  Let t = time to drain pool.

  (Note: In this case, the inlet and outlet valves work against each other.)


hours   part in 1 hour
inlet   3 1/3
outlet   t   1/t
together   8   1/8

part filled by inlet   -   part emptied by outlet   =   part filled together
1/3 -   1/t = 1/8





  The pool will drain in 24/5 hours, or 4 hours, 48 minutes.

7.5  Applications (Mixture, Inequalities)

  Problems involving mixtures occur in physics and chemistry and in such places as a candy store or a tobacco shop. Two or more items of a different percentage of concentration of a chemical such as salt, chlorine, or antifreeze are to be mixed; or two or more types of tobacco are to be mixed to form a final mixture that satisfies certain conditions of percentage of concentration.

  The basic plan is to write an equation that deals only with one part of the mixture. The following examples explain how this can be accomplished.

Example 1: Mixture

  A particular experiment in chemistry demands a 10% solution of acid. If the lab assistant has 9 ounces of a 5% solution on hand, how much acid should be added to get the 10% solution? (Hint: Write an equation that deals only with amounts of acid.)

  Let x = amount of acid to be added.

  amount of solution ⋅ percent acid = amount of acid


original solution 9 0.05 0.05(9)
added solution x 1.00 1.00(x)
final solution (x+9) 0.10 0.10(x+9)


acid in 9 oz +   acid added   =   acid in final solution
0.05(9) + 1.00(x) = 0.10(x+9)


  45+100x=10x+90  Multiply each term by 100.



  x=0.5 oz of acid



acid in 9 oz +   acid added   =   acid in final solution
0.05(9) + 0.5 = 0.10(0.5+9)



  The 10% solution can be had by adding 0.5 oz of acid.

Example 2: Mixture

  How many gallons of a 20% salt solution should be mixed with a 30% salt solution to produce 50 gallons of 23% solution? (Hint: Write an equation that deals only with amounts of salt.)

  Let  x amount of 20% solution  Note: Since the total number of gallons is known. one amount is found by subtracting the other amount from the total.
  50-x = amount of 30% solution

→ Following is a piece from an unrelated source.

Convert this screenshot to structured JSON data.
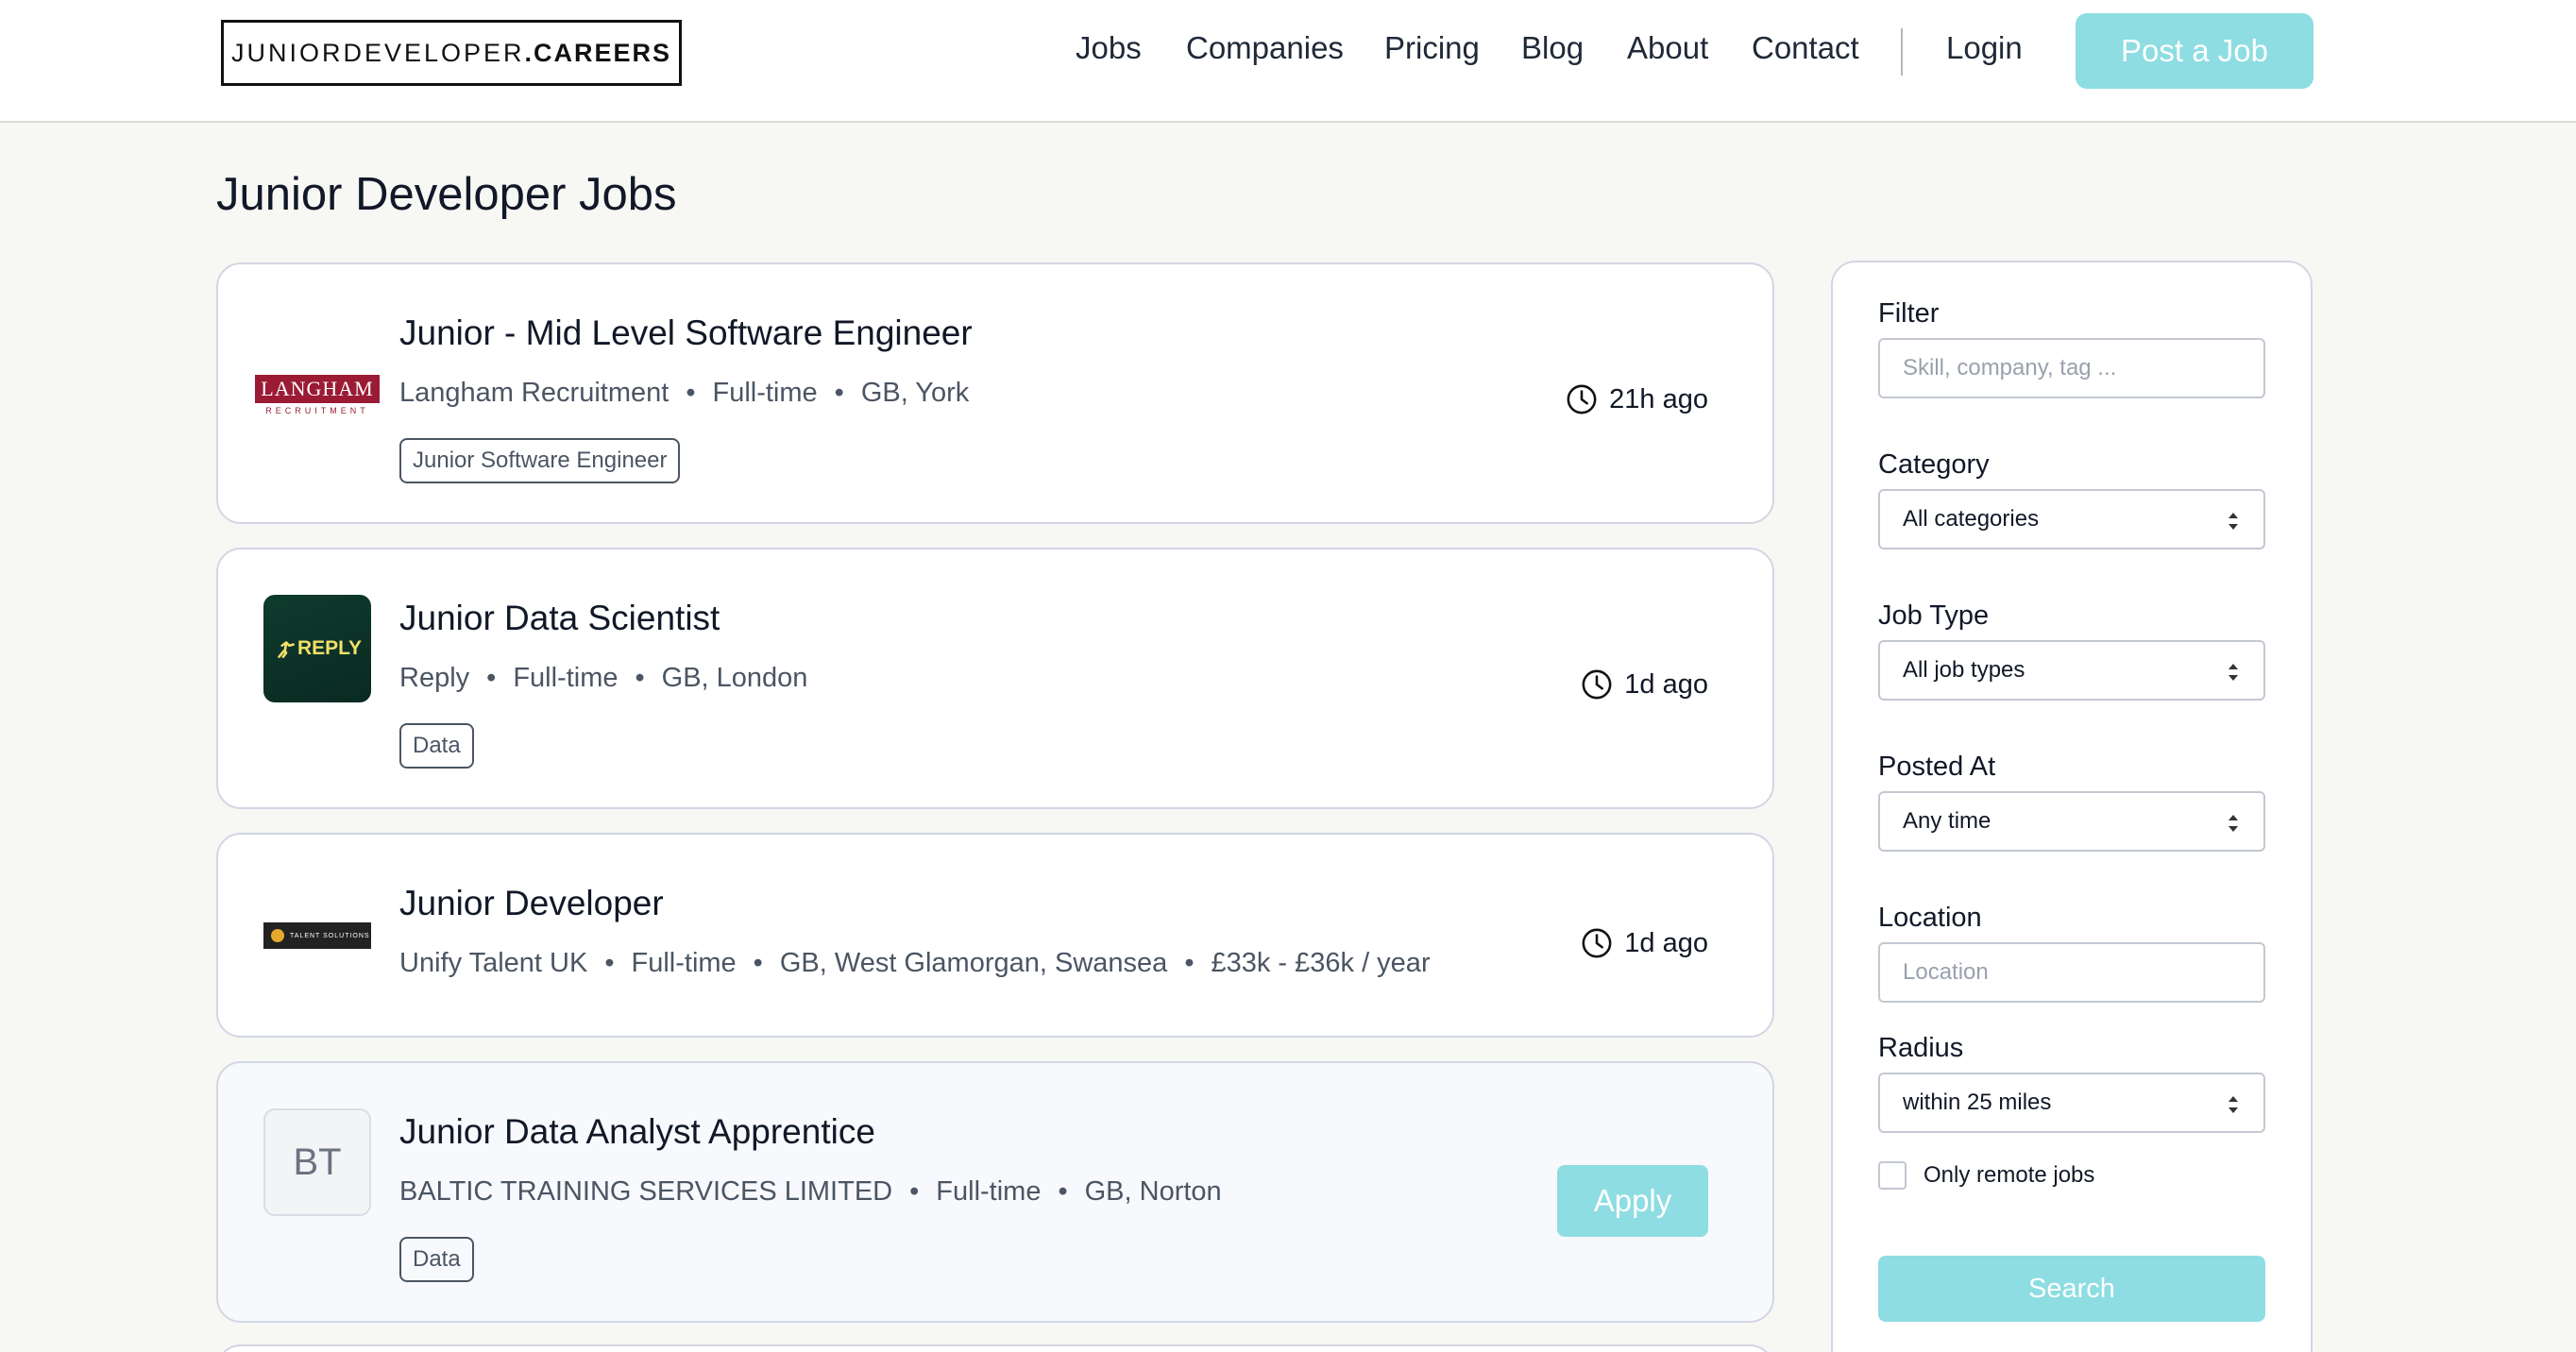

  amount of solution ⋅ percent salt = amount of salt

20% solution x   0.20 0.20x
30% solution   50-x   0.30 0.30(50-x)
23% solution   50   0.23 0.23(50)

Salt in 20% solution  + Salt in 30% solution = Salt in 23% solution
0.20x +   0.30(50-x) =   0.23(50)





  x=35 gel of 20% solution


Salt in 20% solution  + Salt in 30% solution = Salt in 23% solution
0.20(35) +   0.30(50-35) =   0.23(50)




  Thirty-five gallons of the 20% solution should be added to 15 gallons of the 30% solution.

  The following example using inequalities is self-explanatory. Study it carefully.

Example 3: Inequalities

  A physics student has grades of 85, 98, 93, and 90 on four examinations. If he must average 90 or better to receive an A for the course, What scores can he receive on the final exam and get an A?

  Let x = score on final exam.

  (The average is found by adding the scores and dividing by 5.)



  solving mixer problem having inequalities




  If the student scores 84 or more on the final exam, he will average 90 or more and receive an A in physics.